* **Required action**
Look through the data below for the string "grid", and copy every line where it turns up.

* **Dataset content**
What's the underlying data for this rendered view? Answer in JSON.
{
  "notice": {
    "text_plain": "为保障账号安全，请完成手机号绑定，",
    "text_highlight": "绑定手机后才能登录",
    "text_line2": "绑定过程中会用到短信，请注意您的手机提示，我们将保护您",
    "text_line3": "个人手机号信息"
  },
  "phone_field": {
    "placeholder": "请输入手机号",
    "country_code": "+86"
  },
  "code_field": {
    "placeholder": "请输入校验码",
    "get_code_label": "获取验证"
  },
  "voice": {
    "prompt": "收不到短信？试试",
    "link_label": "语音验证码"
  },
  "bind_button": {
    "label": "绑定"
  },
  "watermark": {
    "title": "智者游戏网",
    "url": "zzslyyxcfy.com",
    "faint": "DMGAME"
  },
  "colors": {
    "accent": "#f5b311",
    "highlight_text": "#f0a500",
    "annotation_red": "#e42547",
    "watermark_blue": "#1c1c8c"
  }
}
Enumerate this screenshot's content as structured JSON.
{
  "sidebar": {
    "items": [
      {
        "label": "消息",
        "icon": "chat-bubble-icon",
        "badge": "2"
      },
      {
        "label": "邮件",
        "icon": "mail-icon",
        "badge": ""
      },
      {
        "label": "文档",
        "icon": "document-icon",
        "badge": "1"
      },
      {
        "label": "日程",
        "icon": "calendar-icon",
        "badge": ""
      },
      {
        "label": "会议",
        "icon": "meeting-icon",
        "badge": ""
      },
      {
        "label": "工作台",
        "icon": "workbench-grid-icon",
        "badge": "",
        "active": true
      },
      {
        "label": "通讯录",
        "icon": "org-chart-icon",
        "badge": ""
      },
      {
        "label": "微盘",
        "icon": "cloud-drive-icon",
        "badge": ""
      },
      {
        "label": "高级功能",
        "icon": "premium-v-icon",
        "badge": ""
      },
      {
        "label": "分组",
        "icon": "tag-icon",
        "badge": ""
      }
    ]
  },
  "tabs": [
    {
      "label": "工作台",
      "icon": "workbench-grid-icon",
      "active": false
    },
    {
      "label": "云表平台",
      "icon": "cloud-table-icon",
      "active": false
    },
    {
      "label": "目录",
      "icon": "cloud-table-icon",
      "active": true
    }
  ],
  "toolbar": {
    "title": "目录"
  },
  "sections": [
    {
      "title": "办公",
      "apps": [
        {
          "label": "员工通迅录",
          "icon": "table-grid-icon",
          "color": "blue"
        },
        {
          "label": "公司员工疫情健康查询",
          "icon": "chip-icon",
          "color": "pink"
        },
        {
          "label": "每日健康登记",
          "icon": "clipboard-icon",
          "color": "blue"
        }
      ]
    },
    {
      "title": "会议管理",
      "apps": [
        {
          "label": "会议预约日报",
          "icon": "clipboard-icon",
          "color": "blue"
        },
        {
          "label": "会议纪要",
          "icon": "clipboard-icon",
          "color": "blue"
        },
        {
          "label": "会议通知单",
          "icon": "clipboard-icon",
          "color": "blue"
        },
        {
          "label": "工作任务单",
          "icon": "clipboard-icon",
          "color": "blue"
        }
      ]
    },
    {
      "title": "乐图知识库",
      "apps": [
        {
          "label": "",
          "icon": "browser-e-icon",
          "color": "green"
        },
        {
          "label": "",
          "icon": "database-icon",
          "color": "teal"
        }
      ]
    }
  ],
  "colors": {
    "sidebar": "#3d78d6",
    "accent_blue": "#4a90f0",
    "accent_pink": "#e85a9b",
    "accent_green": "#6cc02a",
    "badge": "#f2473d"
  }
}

* **Answer box**
        "icon": "workbench-grid-icon",
      "icon": "workbench-grid-icon",
          "icon": "table-grid-icon",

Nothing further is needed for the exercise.